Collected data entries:
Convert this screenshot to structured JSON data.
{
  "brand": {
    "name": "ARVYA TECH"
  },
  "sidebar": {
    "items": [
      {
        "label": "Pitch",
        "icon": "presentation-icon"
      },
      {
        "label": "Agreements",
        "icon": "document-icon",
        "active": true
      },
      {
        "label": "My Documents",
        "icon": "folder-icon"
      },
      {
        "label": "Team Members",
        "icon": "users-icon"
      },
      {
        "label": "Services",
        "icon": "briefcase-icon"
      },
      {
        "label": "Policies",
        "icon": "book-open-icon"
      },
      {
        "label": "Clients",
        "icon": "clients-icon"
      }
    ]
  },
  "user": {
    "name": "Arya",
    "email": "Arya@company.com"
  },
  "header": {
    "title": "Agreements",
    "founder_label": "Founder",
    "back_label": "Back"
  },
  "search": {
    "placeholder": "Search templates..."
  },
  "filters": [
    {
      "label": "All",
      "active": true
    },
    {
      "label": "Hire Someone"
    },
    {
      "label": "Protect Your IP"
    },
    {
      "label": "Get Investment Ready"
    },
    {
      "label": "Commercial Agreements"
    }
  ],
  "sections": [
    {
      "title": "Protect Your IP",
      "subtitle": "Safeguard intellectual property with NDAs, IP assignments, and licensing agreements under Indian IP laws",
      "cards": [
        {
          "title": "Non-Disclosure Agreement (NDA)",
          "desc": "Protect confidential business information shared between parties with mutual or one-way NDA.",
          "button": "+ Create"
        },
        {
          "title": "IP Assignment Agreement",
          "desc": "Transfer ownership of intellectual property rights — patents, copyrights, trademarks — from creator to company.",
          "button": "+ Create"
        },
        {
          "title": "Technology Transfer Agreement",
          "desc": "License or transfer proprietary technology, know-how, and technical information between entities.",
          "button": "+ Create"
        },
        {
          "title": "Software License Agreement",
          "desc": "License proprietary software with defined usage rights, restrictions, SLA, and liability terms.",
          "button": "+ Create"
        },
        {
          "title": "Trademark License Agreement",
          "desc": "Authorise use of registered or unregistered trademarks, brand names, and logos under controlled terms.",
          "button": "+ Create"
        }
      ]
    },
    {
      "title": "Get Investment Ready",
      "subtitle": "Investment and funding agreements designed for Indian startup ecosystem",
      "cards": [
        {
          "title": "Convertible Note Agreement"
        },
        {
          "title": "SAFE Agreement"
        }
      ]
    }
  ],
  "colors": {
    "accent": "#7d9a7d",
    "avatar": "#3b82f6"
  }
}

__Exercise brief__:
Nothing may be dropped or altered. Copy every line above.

__Output below__:
Convert this screenshot to structured JSON data.
{
  "brand": {
    "name": "ARVYA TECH"
  },
  "sidebar": {
    "items": [
      {
        "label": "Pitch",
        "icon": "presentation-icon"
      },
      {
        "label": "Agreements",
        "icon": "document-icon",
        "active": true
      },
      {
        "label": "My Documents",
        "icon": "folder-icon"
      },
      {
        "label": "Team Members",
        "icon": "users-icon"
      },
      {
        "label": "Services",
        "icon": "briefcase-icon"
      },
      {
        "label": "Policies",
        "icon": "book-open-icon"
      },
      {
        "label": "Clients",
        "icon": "clients-icon"
      }
    ]
  },
  "user": {
    "name": "Arya",
    "email": "Arya@company.com"
  },
  "header": {
    "title": "Agreements",
    "founder_label": "Founder",
    "back_label": "Back"
  },
  "search": {
    "placeholder": "Search templates..."
  },
  "filters": [
    {
      "label": "All",
      "active": true
    },
    {
      "label": "Hire Someone"
    },
    {
      "label": "Protect Your IP"
    },
    {
      "label": "Get Investment Ready"
    },
    {
      "label": "Commercial Agreements"
    }
  ],
  "sections": [
    {
      "title": "Protect Your IP",
      "subtitle": "Safeguard intellectual property with NDAs, IP assignments, and licensing agreements under Indian IP laws",
      "cards": [
        {
          "title": "Non-Disclosure Agreement (NDA)",
          "desc": "Protect confidential business information shared between parties with mutual or one-way NDA.",
          "button": "+ Create"
        },
        {
          "title": "IP Assignment Agreement",
          "desc": "Transfer ownership of intellectual property rights — patents, copyrights, trademarks — from creator to company.",
          "button": "+ Create"
        },
        {
          "title": "Technology Transfer Agreement",
          "desc": "License or transfer proprietary technology, know-how, and technical information between entities.",
          "button": "+ Create"
        },
        {
          "title": "Software License Agreement",
          "desc": "License proprietary software with defined usage rights, restrictions, SLA, and liability terms.",
          "button": "+ Create"
        },
        {
          "title": "Trademark License Agreement",
          "desc": "Authorise use of registered or unregistered trademarks, brand names, and logos under controlled terms.",
          "button": "+ Create"
        }
      ]
    },
    {
      "title": "Get Investment Ready",
      "subtitle": "Investment and funding agreements designed for Indian startup ecosystem",
      "cards": [
        {
          "title": "Convertible Note Agreement"
        },
        {
          "title": "SAFE Agreement"
        }
      ]
    }
  ],
  "colors": {
    "accent": "#7d9a7d",
    "avatar": "#3b82f6"
  }
}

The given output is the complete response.